I stayed at his house, I didn't live on the street,
He did things for me and I did things for him,
When I turned eighteen I left on a whim,
I took my boots, took my jacket, took my hat and was gone,
I told Mr. Brown that I had to move on.
I followed the street; I had no load to carry,
I didn't look back even when I joined the Army.
Sergeant Stone said, "Go on touch that bomb."
My hand tingled before it went numb.
I felt it really like a tightening, a tension,
It was hard to explain, even hard to mention,
He said, "You'll know when the target is right,"
"Just push the button as you aim for the light."
So I did.
Now they call me ‘Bombs!’ I'm the best they've got,
I've got a friend called 'Bullets' cause his hand is real hot,
He could line ten men up against the tallest wall
And shoot their heads off. We clap when they fall.
When I turned twenty-one my Sergeant pulled me to the side,
They were going on a mission, I was chosen for the ride,
He said, "Your target's a hideout." I hit a school instead,
At the end of the count thirty children were dead,
He said, "We take orders then we follow through,
We shoot bullets, drop bombs there's nothing else we can do."
It happened more than once no one took the blame,
The longer I stayed 'Bombs' became my only name.
'Bullets' was okay he just seemed to settle in,
As the years went by he did everything with a grin.
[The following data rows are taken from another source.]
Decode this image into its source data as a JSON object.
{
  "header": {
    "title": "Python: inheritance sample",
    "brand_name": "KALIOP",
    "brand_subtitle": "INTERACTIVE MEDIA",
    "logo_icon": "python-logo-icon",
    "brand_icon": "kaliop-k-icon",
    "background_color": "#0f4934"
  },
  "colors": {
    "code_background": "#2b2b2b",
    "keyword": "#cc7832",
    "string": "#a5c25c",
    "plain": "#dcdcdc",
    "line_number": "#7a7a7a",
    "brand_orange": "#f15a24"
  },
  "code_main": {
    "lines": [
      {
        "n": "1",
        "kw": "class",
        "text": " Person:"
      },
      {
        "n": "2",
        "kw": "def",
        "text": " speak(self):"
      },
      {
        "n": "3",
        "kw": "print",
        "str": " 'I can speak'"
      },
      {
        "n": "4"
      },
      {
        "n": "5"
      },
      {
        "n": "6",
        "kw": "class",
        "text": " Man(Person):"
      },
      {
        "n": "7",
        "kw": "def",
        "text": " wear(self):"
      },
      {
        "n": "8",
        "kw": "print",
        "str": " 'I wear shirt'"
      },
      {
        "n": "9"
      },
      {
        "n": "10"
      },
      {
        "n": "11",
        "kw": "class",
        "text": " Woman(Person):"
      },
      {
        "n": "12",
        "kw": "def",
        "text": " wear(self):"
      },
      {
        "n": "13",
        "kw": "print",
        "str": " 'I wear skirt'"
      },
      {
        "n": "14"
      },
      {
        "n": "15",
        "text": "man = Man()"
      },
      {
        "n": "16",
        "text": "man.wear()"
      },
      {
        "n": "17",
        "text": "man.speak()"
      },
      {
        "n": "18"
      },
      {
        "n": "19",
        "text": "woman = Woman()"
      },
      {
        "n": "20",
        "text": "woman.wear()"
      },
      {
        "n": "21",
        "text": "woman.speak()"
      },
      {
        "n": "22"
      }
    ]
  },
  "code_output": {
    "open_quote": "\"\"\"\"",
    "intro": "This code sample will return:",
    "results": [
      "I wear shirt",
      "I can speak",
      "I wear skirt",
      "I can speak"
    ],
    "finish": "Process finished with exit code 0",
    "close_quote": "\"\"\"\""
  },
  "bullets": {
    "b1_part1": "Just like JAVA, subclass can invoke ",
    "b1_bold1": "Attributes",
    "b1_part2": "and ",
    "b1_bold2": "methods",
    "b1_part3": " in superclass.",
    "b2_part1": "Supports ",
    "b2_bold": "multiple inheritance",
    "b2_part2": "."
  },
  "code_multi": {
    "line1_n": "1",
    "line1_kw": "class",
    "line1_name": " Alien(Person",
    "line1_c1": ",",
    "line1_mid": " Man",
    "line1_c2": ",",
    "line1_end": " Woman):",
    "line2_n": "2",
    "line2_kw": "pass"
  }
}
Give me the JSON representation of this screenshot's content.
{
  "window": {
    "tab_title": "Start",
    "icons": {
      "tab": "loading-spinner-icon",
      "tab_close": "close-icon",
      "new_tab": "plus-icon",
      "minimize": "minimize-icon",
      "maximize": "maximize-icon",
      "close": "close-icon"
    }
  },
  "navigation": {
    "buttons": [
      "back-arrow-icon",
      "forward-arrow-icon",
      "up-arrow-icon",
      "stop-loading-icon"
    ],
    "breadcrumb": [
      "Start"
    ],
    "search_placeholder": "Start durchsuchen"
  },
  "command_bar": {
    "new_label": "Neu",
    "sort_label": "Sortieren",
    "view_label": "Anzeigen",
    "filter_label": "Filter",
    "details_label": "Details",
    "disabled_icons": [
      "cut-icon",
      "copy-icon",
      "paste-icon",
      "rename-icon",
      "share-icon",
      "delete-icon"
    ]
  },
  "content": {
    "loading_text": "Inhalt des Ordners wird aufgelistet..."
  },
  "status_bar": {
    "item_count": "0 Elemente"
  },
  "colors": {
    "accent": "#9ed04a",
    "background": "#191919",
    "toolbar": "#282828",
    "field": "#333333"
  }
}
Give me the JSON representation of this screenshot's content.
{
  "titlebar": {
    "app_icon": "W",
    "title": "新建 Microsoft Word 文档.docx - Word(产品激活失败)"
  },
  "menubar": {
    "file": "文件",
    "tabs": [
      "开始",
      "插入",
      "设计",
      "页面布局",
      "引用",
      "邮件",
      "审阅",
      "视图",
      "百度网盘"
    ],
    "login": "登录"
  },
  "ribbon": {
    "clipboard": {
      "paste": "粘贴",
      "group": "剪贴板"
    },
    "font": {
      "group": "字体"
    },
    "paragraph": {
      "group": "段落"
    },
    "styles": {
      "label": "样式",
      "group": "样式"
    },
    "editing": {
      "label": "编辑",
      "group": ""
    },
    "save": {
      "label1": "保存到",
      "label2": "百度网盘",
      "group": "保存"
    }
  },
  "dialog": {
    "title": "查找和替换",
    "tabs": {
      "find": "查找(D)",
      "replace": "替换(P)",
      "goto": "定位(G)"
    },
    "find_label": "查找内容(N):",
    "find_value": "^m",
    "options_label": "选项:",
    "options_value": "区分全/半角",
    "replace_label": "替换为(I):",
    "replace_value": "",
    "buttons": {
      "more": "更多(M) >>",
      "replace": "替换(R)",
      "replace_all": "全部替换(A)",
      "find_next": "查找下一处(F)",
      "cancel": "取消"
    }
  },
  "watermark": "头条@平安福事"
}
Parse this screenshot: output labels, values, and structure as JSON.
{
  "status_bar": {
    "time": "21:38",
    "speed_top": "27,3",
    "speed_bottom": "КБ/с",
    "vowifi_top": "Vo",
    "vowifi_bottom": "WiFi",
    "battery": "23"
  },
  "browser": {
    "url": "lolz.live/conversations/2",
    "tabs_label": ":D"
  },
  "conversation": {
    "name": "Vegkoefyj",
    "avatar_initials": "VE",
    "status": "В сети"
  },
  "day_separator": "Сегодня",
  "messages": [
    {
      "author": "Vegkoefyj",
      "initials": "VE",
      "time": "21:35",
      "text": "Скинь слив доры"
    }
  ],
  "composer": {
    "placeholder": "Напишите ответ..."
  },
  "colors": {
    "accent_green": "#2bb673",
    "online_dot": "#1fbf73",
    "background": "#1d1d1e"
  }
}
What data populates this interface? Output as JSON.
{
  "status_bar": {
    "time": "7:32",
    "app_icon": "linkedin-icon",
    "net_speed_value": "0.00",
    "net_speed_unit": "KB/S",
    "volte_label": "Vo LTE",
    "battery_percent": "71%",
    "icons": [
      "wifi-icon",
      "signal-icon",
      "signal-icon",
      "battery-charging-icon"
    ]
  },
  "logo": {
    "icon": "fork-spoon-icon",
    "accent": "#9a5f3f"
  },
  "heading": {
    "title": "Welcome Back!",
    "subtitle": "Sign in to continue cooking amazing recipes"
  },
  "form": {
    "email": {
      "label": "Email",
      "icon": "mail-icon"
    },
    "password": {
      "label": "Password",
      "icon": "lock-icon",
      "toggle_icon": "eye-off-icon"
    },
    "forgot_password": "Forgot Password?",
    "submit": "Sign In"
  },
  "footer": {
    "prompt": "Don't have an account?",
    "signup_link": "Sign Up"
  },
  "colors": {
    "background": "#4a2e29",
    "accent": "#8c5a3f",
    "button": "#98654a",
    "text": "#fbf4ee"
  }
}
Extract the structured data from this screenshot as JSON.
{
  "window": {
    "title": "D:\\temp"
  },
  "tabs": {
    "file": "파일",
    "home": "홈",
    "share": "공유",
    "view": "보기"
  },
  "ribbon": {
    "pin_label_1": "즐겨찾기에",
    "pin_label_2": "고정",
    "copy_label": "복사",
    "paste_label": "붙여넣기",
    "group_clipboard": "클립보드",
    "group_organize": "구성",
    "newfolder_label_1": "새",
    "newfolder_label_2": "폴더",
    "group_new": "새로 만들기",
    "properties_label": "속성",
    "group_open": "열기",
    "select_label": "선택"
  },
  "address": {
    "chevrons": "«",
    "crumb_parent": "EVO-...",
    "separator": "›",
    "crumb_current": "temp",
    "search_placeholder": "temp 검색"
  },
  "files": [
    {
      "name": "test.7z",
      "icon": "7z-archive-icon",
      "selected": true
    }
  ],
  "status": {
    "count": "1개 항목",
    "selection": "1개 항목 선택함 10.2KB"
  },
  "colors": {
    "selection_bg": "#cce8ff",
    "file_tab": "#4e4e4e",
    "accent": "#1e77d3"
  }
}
He said it was, "…his job" to pull the trigger,
I didn't expect he'd kill himself. So, go figure.
He stuck his gun in his mouth and smiled goodbye,
It took years but now I don't even ask why.
They shipped me to a hospital 'cause I couldn't go to sleep,
When they let me out I bought a car that was cheap,
I took my boots, took my jacket, took my hat and took flight,
All I wanted to do was to aim for the light.
Chapter 5: My buddy ‘Bullets’
The room went silent at the last line but the words hung in the air. Captain Hardy sat back as I leaned forward and laid the pages gently on his desk. He picked them up and glanced quickly through the poem then, he raised his head and repeated quietly at me,“Good soldiers are hard to find and even harder to let go of”.
“Bullets was a good soldier”.
“But now we’ve got to let him go correct?”
“You’re a good soldier also Sergeant. I believe that you can let this one go and move on”.
“Very well Sergeant. Your discharge papers are at the front desk, you’re dismissed”.
“Thank you Sir”.
Chapter 6: Discharge
The administrative clerk smiled broadly at me as I signed off for my package. It was almost her quitting time so I asked,
“Going anywhere after work?”
“Take a ride in my car”.
“Sure. Where are we going?”
“Well, we could pick up my buddy Bullets and just aim for the light?”
“Yeah. That’s a plan”.
I walked to the car and sat down to wait for her. I started thinking that I hope Bullets doesn’t mind the extra company for tonight. And I just started laughing because they all think he’s dead but only I know differently.